Can I Split My Traditional IRA Into Two Accounts?
To do so efficiently and fairly, the easiest approach is to establish separate accounts for each beneficiary before the account owner dies – this gives each beneficiary the power to stretch distributions over their individual life expectancies.
Traditional IRA contributions are tax deductible and all earnings grow tax deferred until withdrawal; then taxed as ordinary income.
Traditional IRAs can help your savings grow faster by helping to keep taxes out of the picture while you build it. Your contributions qualify for tax deductions; and income taxes only become due when withdrawing funds – which could be at your ordinary income rate.
However, when an account is transferred to an heir, its value becomes taxable income in respect of the decedent and must be included as income owed in gross income calculations and may incur an early withdrawal penalty of 10% if under 59 1/2.
Avoid this problem by splitting your IRA into separate accounts for each beneficiary before required minimum distributions (RMDs) begin to hit.
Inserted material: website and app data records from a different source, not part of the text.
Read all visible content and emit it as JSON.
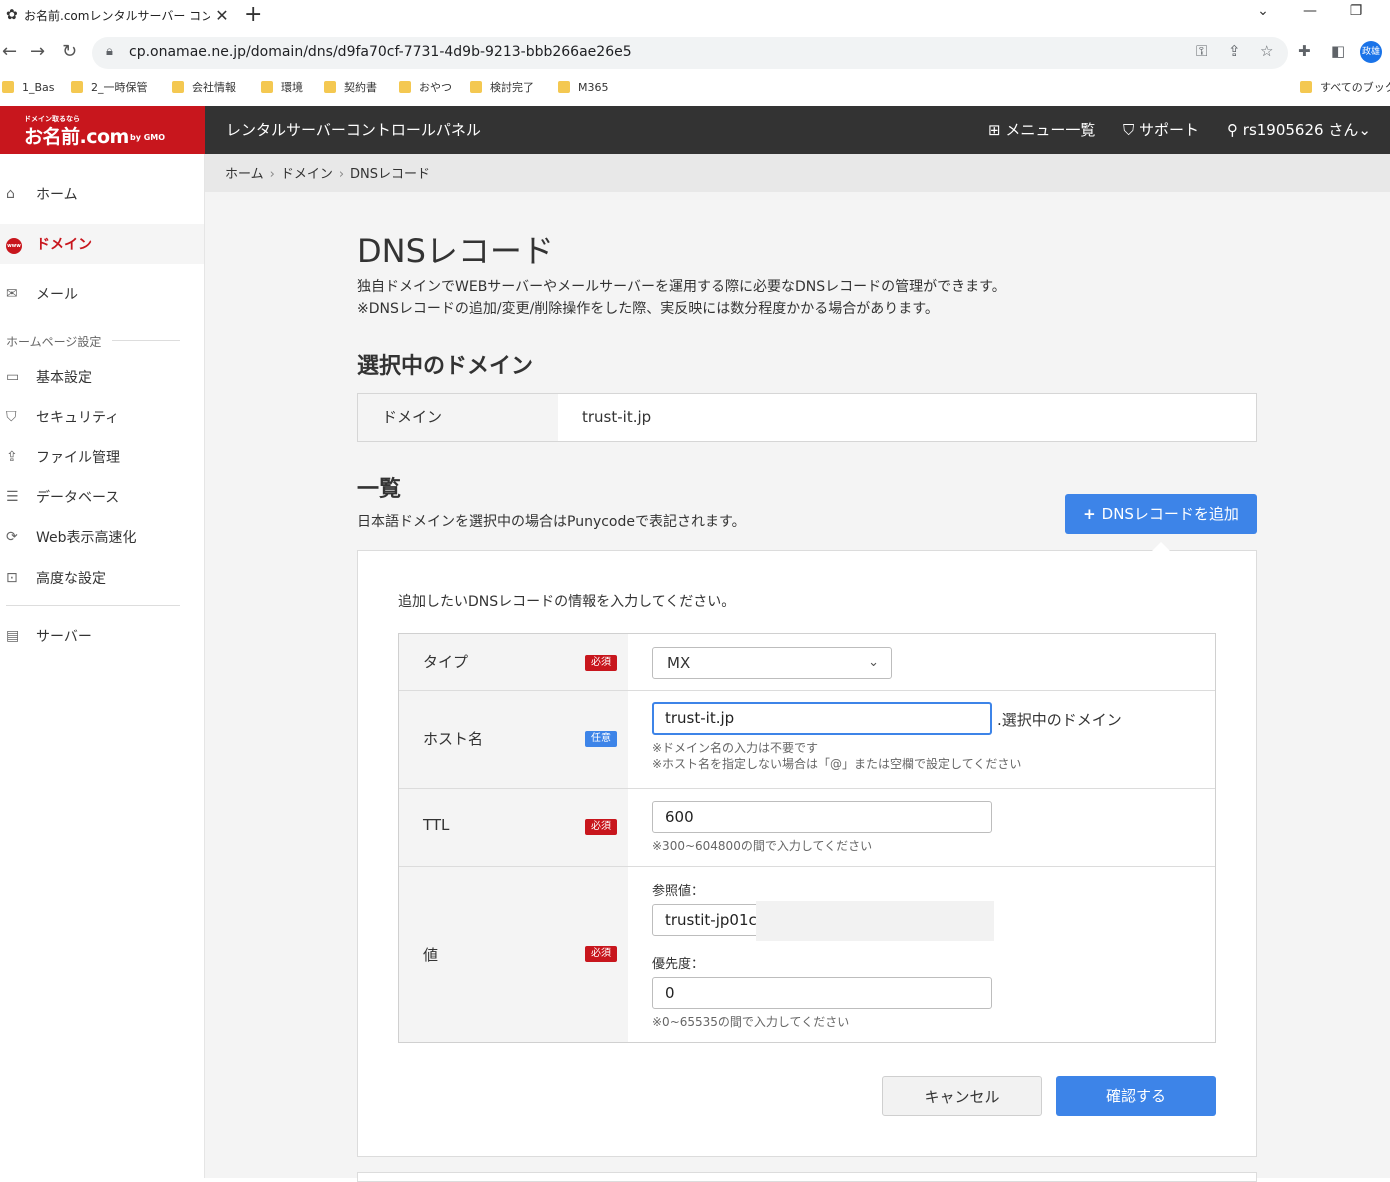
{
  "browser": {
    "tab_title": "お名前.comレンタルサーバー コントロー",
    "url": "cp.onamae.ne.jp/domain/dns/d9fa70cf-7731-4d9b-9213-bbb266ae26e5",
    "profile_label": "政雄",
    "bookmarks": [
      "1_Bas",
      "2_一時保管",
      "会社情報",
      "環境",
      "契約書",
      "おやつ",
      "検討完了",
      "M365"
    ],
    "bookmarks_right": "すべてのブック"
  },
  "header": {
    "logo_small": "ドメイン取るなら",
    "logo_main": "お名前.com",
    "logo_gmo": "by GMO",
    "app_title": "レンタルサーバーコントロールパネル",
    "menu_label": "メニュー一覧",
    "support_label": "サポート",
    "user_label": "rs1905626 さん"
  },
  "sidebar": {
    "items": [
      {
        "label": "ホーム",
        "icon": "home-icon"
      },
      {
        "label": "ドメイン",
        "icon": "www-icon"
      },
      {
        "label": "メール",
        "icon": "mail-icon"
      }
    ],
    "section_heading": "ホームページ設定",
    "section_items": [
      {
        "label": "基本設定",
        "icon": "monitor-icon"
      },
      {
        "label": "セキュリティ",
        "icon": "shield-icon"
      },
      {
        "label": "ファイル管理",
        "icon": "upload-icon"
      },
      {
        "label": "データベース",
        "icon": "database-icon"
      },
      {
        "label": "Web表示高速化",
        "icon": "speed-icon"
      },
      {
        "label": "高度な設定",
        "icon": "settings-monitor-icon"
      }
    ],
    "server_label": "サーバー"
  },
  "breadcrumb": [
    "ホーム",
    "ドメイン",
    "DNSレコード"
  ],
  "page": {
    "title": "DNSレコード",
    "desc1": "独自ドメインでWEBサーバーやメールサーバーを運用する際に必要なDNSレコードの管理ができます。",
    "desc2": "※DNSレコードの追加/変更/削除操作をした際、実反映には数分程度かかる場合があります。",
    "selected_heading": "選択中のドメイン",
    "domain_label": "ドメイン",
    "domain_value": "trust-it.jp",
    "list_heading": "一覧",
    "list_desc": "日本語ドメインを選択中の場合はPunycodeで表記されます。",
    "add_button": "DNSレコードを追加"
  },
  "form": {
    "intro": "追加したいDNSレコードの情報を入力してください。",
    "required_badge": "必須",
    "optional_badge": "任意",
    "type_label": "タイプ",
    "type_value": "MX",
    "host_label": "ホスト名",
    "host_value": "trust-it.jp",
    "host_suffix": ".選択中のドメイン",
    "host_hint1": "※ドメイン名の入力は不要です",
    "host_hint2": "※ホスト名を指定しない場合は「@」または空欄で設定してください",
    "ttl_label": "TTL",
    "ttl_value": "600",
    "ttl_hint": "※300~604800の間で入力してください",
    "value_label": "値",
    "ref_label": "参照値：",
    "ref_value": "trustit-jp01c",
    "priority_label": "優先度：",
    "priority_value": "0",
    "priority_hint": "※0~65535の間で入力してください",
    "cancel_button": "キャンセル",
    "confirm_button": "確認する"
  },
  "colors": {
    "brand_red": "#c8161d",
    "header_dark": "#333333",
    "accent_blue": "#3d84e8"
  }
}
Another solution would be requesting a Private Letter Ruling from the IRS; these rulings act like mini Tax Court cases in which you argue your case and then wait to see their decision (which they usually make public shortly thereafter without redacting personal identifying information). An estate planning attorney can assist in reaching this goal.
In contrast to employer-managed retirement accounts such as 401(k), Individual Retirement Accounts (IRAs) offer you more freedom in choosing where and when you invest your money. But this flexibility comes at the cost of greater complexity: for instance, some IRA rules prohibit investments such as collectibles such as art, rugs and antiques; certain bullion (except gold); and real estate as investments within an IRA.
Withdrawals from an Individual Retirement Account are subject to tax, but taxes won’t become payable until age 73 when required minimum distributions (RMDs) must begin being taken from it. Assuming you expect your tax bracket in retirement will be lower than it was during working life, traditional IRAs make more sense than Roth IRAs for potential savings in tax brackets that might lower than that.
Your IRA investments can be managed either on your own or with professional assistance. Online discount brokers provide access to an extensive array of investments while many robo-advisors provide passive asset management at lower fees than traditional asset managers charge. But before investing your money anywhere, be sure that there will be enough funds in your savings account or retirement fund for emergency expenses as well as retirement contributions. Create a spending plan first – making sure you will have enough cash reserves when needed!
Traditional or Roth IRAs provide powerful tax benefits, enabling you to build wealth before incurring income taxes upon withdrawal of the funds. However, when withdrawing them for use elsewhere income tax will apply accordingly.
Typically, when withdrawing money from a traditional IRA before age 59 1/2, an early withdrawal penalty of 10% must be paid in addition to ordinary income taxes. There are exceptions; including using this money towards purchasing your first home or paying unreimbursed medical expenses in excess of 7.5% of adjusted gross income.
Making smart withdrawal decisions when withdrawing from an IRA can ensure that you extract maximum value from it and reduce future headaches. If you own an IRA and switch jobs, consider rolling it over into their retirement plan instead; that way it won’t count towards your contribution limit for that year.
Rollover your 401(k) into an IRA to continue growing your retirement assets tax-deferred and have access to more investment options than might be available through your employer. Plus, having all your retirement investments centralized can make managing it simpler as the required minimum distributions (RMD) become due.
Before rolling over your account, there are a few key considerations you must keep in mind. Most importantly, all distributions must be deposited in their new accounts within 60 days in order to avoid paying taxes and penalties from the IRS – otherwise your transfer will be considered a taxable distribution with an associated 10% early withdrawal penalty assessed against it.
As part of your rollover decision-making process, it’s also crucial that you recognize whether it will be direct or indirect and keep in mind that there can only ever be one IRA rollover each year. Also be mindful of other key details like investment options and fees related to Self-Directed IRA rules in order to make the right choice for yourself.
Categorised in: Blog